"The 27 states that do this have a cooperative, collaborative approach and can share that information with other states where they know a vendor is active and share it with NCUA,” said Ito, adding that current policies at the state level and FFIEC prevent NCUA from subsequently sharing that information with credit unions.
Not just the same old threats?
To be sure, there are some that believe cybersecurity threats to financial institutions may have finally evolved enough to merit Congress granting NCUA some authority.
“I think the threat has changed a bit,” said Jackson Mueller, associate director of the Center for Financial Markets at the Milken Institute. “Over the last five years we’ve seen the growth and proliferation of fintech platforms encroaching on banks and credit unions. … A lot of these digital-savvy platforms are trying to connect to these banks and credit unions through back-end processes, and that alarms a lot of financial institutions because it could open the back door for hackers to get into their own systems.”
One analyst also pointed out that acceding to NCUA’s request could potentially make life easier for credit unions.
“It shifts some of the burden from the credit union in terms of what they need to be doing from a compliance and oversight standpoint to the vendor,” said Nick Lane, a consultant at Cornerstone Advisors. “To me it kind of makes sense because it gives some accountability from the credit union space back to the vendor. It shares some of that accountability.”
Those sentiments aren’t universally shared, however. Alissa Knight, senior analyst at Aite Group, said NCUA hasn’t provided enough empirical evidence to justify its case. Knight said current cybersecurity issues within the credit union space aren’t so systemic that the problem has to be address by NCUA. She thought it should be up to individual credit unions to create formal information security management programs.
“I understand NCUA is the only banking regulator that doesn’t have this power, but it’s not like the regulators that have this authority have made banks hack proof,” she said. “The number of bank compromises that have happened over the last decade – it’s not like they’ve gone down with this expanded authority.”
Ball in Congress’s court

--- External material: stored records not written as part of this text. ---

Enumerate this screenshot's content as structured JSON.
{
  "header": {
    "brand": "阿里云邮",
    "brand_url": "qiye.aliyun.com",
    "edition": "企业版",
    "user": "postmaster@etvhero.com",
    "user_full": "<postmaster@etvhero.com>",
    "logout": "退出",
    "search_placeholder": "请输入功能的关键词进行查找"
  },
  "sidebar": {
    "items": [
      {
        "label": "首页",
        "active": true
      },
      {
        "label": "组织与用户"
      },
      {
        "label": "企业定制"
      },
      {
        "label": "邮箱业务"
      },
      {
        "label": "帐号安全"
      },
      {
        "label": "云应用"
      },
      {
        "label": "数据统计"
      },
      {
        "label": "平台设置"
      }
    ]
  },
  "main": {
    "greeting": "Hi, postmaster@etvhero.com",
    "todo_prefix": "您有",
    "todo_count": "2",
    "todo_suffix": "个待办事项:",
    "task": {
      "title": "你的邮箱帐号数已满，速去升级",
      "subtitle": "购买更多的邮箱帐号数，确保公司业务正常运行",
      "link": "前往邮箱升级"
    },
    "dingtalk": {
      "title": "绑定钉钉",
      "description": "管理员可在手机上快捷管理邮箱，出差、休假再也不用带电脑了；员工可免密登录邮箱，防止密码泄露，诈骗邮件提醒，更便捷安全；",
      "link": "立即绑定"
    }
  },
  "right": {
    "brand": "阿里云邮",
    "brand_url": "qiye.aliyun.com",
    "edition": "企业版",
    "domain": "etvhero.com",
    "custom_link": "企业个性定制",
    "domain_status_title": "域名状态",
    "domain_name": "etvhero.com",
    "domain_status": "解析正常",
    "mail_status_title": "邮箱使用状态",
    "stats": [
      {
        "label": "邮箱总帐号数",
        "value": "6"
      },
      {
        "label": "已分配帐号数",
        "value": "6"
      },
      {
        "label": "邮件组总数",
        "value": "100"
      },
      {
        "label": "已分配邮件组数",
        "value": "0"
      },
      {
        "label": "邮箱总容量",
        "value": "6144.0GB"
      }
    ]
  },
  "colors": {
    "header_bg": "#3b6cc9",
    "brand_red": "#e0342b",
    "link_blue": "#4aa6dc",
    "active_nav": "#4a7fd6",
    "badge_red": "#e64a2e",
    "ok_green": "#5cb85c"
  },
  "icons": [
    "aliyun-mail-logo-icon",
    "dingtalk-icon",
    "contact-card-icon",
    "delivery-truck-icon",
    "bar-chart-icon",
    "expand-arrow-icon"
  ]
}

NCUA can make all the requests it wants, but there’s only so much that can happen until Congress chooses to take action. And, for now, the jury is split on whether that’s likely to happen.
Cybersecurity is a concern for lawmakers, particularly in the wake of high-profile events like the Equifax breach, Mueller said. There is the chance that this change could be stuck onto a larger bill that is passed during the lame duck session after the November election.
“If a regulator is calling out and saying, ‘We could be faced with some serious issues if we don’t effectively oversee our third-party management providers to credit unions, that could make some waves on Capitol Hill,” Mueller said. “There’s obviously a ton of issues going on right now in Washington, but that’s not to say nothing’s going to be passed this year.”
But these concerns could be drowned out other controversies currently consuming Washington. And even if one or both chambers of Congress flips to the Democrats, there may not be many changes coming.
"What isn’t going to change is that the Trump administration is still in office and the type of regulation Chairman McWatters is proposing really runs counter to what the Trump administration has been talking about in terms of reducing regulation,” said Ryan Donovan, chief advocacy officer at the Credit Union National Association. “I don’t know that the prospects for it are enhanced with the election given that the administration isn’t going to change.”